I would classify the sound of the XP-10 as neutral with just a dash of warmth. See the Conclusions section for more info on the differences between the three Pass preamplifiers.
On the Bench
Distortion measurements were made within an 80 kHz bandwidth. The XLR inputs and outputs were used for all tests, and the volume control was set to 75 (unity gain, i.e., input voltage delivers the same output voltage, or close to it). I adjusted the input voltage for each test to produce 2 volts RMS output (except where noted).
At 1 kHz, there was a scant 0.001% THD+N. The second order harmonic is predominant. This is exquisite performance. The spectrum is different than the XP-20 and XP-30, where the third order harmonic was a bit higher than the second order harmonic.
At 19 kHz and 20 kHz, there were only two side-bands (the peaks on either side of the 19 kHz and 20 kHz peaks), and the B-A peak at 1 kHz was 105 dB below the fundamentals.
IMD was extremely low, at 0.001%. This is what gave me that clarity with the full symphony orchestra. Low IMD means no mushiness in the midrange, which would otherwise throw a towel over the music.
THD+N vs. Frequency is shown below. At 2 volts output, the curve is nearly flat, and even at 5 volts output, the curve rises at 20 kHz only to a bit less than 0.01% THD+N.

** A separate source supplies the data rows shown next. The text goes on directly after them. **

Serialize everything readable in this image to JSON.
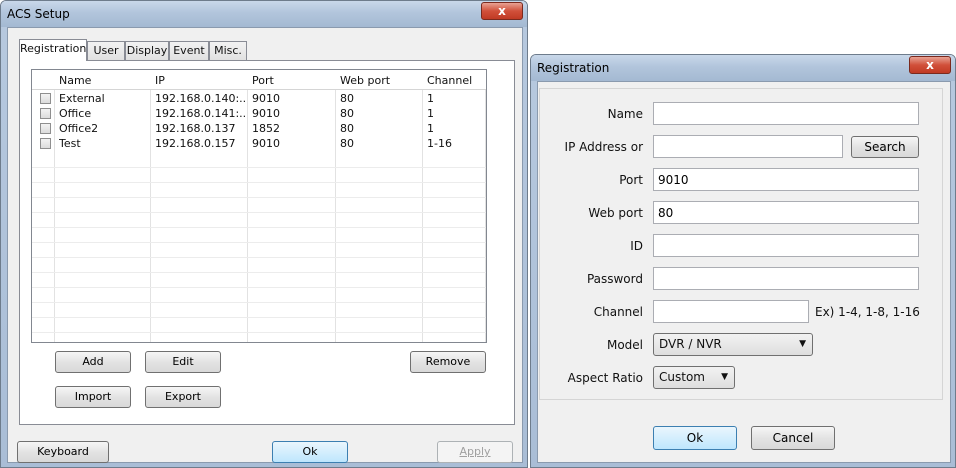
{
  "acs_window": {
    "title": "ACS Setup",
    "close_label": "x",
    "tabs": [
      {
        "label": "Registration",
        "active": true
      },
      {
        "label": "User",
        "active": false
      },
      {
        "label": "Display",
        "active": false
      },
      {
        "label": "Event",
        "active": false
      },
      {
        "label": "Misc.",
        "active": false
      }
    ],
    "columns": [
      "Name",
      "IP",
      "Port",
      "Web port",
      "Channel"
    ],
    "rows": [
      {
        "name": "External",
        "ip": "192.168.0.140:...",
        "port": "9010",
        "web_port": "80",
        "channel": "1",
        "checked": false
      },
      {
        "name": "Office",
        "ip": "192.168.0.141:...",
        "port": "9010",
        "web_port": "80",
        "channel": "1",
        "checked": false
      },
      {
        "name": "Office2",
        "ip": "192.168.0.137",
        "port": "1852",
        "web_port": "80",
        "channel": "1",
        "checked": false
      },
      {
        "name": "Test",
        "ip": "192.168.0.157",
        "port": "9010",
        "web_port": "80",
        "channel": "1-16",
        "checked": false
      }
    ],
    "buttons": {
      "add": "Add",
      "edit": "Edit",
      "remove": "Remove",
      "import": "Import",
      "export": "Export",
      "keyboard": "Keyboard",
      "ok": "Ok",
      "apply": "Apply"
    }
  },
  "registration_dialog": {
    "title": "Registration",
    "close_label": "x",
    "fields": {
      "name": {
        "label": "Name",
        "value": ""
      },
      "ip": {
        "label": "IP Address or",
        "value": ""
      },
      "port": {
        "label": "Port",
        "value": "9010"
      },
      "web_port": {
        "label": "Web port",
        "value": "80"
      },
      "id": {
        "label": "ID",
        "value": ""
      },
      "password": {
        "label": "Password",
        "value": ""
      },
      "channel": {
        "label": "Channel",
        "value": "",
        "hint": "Ex) 1-4, 1-8, 1-16"
      },
      "model": {
        "label": "Model",
        "selected": "DVR / NVR"
      },
      "aspect_ratio": {
        "label": "Aspect Ratio",
        "selected": "Custom"
      }
    },
    "search_label": "Search",
    "ok_label": "Ok",
    "cancel_label": "Cancel"
  },
  "colors": {
    "titlebar": "#b2c5dc",
    "close_button": "#d1503a",
    "client_bg": "#f0f0f0"
  }
}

Here, we see THD+N vs. Output Voltage (the volume control was set to 75 – Unity Gain). With a 100 kOhm load, the soft knee was at 4 volts, the hard knee at 13 volts, and clipping at 15 volts. With a 600 ohm load, the output drops. One would never encounter a 600 ohm load under normal circumstances. This is just a stress test.
The measured frequency response was 20 Hz – 20 kHz, – 0.5 dB.
So, I have reviewed all three of Pass Labs’ stereo preamplifiers. All of them perform beautifully, and each one has its own sonic personality, but the differences are subtle. As I mentioned in my review of the Pass Labs XP-30, “I would pair the XP-20 with a tube power amplifier, and the XP-30 with a solid state power amplifier.” The XP-10 seems to be the most neutral of the trio, so you could pair it with either tubes or solid state power amplifiers. Thus, take your choice, behind Door # 1, Door # 2, or Door # 3. Don’t worry. A terrific prize is behind each door.